The same Buddhist monk who gives this account of the land Fusang, tells us of a country of women. "This land," he writes, "lies about a thousand Chinese miles in an easterly direction from Fusang, and is inhabited by white people with very hairy bodies." 1 The entire story is, however, intermixed with so much fabulous matter, that it is not worth translating. It is, however, worthy of remark, that since the earliest times every civilised race which has left us written records of its existence spoke of a land of women, which was always placed farther and farther to the north-east, until we find it ultimately placed in America. 2 It is hardly necessary to say that such a land of women could never have existed. It is, however, possible that among various tribes here and there the women may have had separate dwelling-places; perhaps apart upon an island, and held intercourse with the men only from time to time. The Arabs, particularly Edrisi, speak
of such an arrangement, but thought that this land of women lay in an altogether different direction. 1 The knowledge of the Arabs and Persians of the east and north-eastern parts of the world extended only to Japan and the eastern shores of China. "To the eastward of Japan," asserts Abulfeda distinctly, "the earth is uninhabited."

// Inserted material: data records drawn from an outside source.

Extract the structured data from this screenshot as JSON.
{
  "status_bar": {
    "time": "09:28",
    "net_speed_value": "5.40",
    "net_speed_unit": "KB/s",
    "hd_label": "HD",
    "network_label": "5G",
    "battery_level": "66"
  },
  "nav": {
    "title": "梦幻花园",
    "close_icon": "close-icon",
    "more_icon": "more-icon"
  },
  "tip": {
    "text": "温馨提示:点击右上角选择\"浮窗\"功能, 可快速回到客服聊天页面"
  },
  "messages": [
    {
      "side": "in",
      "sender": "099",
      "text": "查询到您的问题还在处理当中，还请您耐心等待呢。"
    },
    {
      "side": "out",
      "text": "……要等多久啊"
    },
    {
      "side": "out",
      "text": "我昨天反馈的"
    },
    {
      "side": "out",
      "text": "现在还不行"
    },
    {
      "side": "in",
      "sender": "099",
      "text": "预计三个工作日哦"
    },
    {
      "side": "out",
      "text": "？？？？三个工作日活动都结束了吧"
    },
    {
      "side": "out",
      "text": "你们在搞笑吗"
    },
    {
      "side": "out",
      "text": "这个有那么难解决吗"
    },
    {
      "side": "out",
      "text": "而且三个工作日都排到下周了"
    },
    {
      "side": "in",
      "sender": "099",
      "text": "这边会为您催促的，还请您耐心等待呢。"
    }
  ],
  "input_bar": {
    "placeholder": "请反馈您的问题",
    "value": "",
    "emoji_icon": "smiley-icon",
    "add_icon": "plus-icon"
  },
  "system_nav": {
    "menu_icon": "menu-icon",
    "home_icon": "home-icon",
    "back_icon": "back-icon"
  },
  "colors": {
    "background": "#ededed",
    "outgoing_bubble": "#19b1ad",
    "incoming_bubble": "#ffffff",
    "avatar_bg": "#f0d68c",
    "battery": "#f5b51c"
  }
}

24:1 Münchener Gelehrte Anzeigen, viii. 636. This must have been the land extending from the two Carolinas to the southern point of Florida.
24:2 Leang-schu and Mantuanlin, a. a. o.
25:1 According to King-tschu it signifies "an old name." King-tschu is the sixth of the nine provinces which are described in the tax-roll of Ju, which contains the sixth of the included divisions of the Annual Book. It extended from the north side of the hill King. Compare Hongingta, the celebrated expounder of King in the times of Tang, with the already-mentioned extracts from the Annual or Year-Book.
25:2 In the Leang-schu we find an error in the writing (a very common p. 26 occurrence in Chinese transcriptions): instead of the character TONG; (4, 233 Bas.), we have Tang (11, 444 B.), which signifies copper, and according to which we must read, "Their leaves resemble copper," which is evidently an error.
26:1 This is the case also in China with the bamboo sprouts, on which account they are called sun (7, 449 B.); i.e., the buds of the first ten days, since they only keep for that time.
29:1 The reports are given in the Kansse, bk. 79, p. 6; Leang-schu, bk. 64, p. 49; and from these much more correctly in the Encyclopædia of Mantuanlin, bk. 327, a. A.
29:2 The Japanese have in their facetiæ an account of such a country.--C. G. L.
30:1 Edrisi, ii. 433, edition Jaubert.